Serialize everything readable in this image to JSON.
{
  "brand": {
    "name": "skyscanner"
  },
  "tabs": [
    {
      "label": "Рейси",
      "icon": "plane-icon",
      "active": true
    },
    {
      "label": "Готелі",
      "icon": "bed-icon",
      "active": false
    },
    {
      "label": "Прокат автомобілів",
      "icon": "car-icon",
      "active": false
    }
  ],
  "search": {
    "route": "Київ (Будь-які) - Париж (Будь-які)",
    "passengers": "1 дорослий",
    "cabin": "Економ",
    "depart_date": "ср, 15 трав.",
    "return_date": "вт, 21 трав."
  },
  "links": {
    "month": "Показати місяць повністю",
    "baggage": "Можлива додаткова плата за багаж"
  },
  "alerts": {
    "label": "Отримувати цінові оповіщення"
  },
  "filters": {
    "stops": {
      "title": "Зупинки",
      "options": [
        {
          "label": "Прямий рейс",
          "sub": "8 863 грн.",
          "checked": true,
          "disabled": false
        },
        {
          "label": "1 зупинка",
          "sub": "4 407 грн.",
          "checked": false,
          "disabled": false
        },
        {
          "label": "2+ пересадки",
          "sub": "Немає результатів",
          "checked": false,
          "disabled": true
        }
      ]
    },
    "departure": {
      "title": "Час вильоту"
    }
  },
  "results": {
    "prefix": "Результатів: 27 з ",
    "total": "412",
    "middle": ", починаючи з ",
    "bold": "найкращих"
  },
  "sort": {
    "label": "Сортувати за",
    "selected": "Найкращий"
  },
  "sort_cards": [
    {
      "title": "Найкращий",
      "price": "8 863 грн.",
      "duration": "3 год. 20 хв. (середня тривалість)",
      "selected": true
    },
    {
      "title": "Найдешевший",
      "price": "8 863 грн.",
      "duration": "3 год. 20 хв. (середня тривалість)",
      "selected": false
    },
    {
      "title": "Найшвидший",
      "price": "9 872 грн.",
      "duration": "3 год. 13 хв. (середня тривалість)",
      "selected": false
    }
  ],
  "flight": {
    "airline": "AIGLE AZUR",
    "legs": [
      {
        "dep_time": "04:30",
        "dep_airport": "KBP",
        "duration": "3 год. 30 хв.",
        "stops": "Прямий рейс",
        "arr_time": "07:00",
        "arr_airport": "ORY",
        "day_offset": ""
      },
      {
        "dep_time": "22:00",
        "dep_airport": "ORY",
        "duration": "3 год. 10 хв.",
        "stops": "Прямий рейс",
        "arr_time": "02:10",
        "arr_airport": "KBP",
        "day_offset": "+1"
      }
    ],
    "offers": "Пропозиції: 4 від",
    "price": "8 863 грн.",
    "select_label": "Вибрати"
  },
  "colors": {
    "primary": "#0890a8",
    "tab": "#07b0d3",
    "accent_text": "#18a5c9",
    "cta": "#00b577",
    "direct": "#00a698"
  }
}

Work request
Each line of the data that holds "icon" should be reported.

Answer space
      "icon": "plane-icon",
      "icon": "bed-icon",
      "icon": "car-icon",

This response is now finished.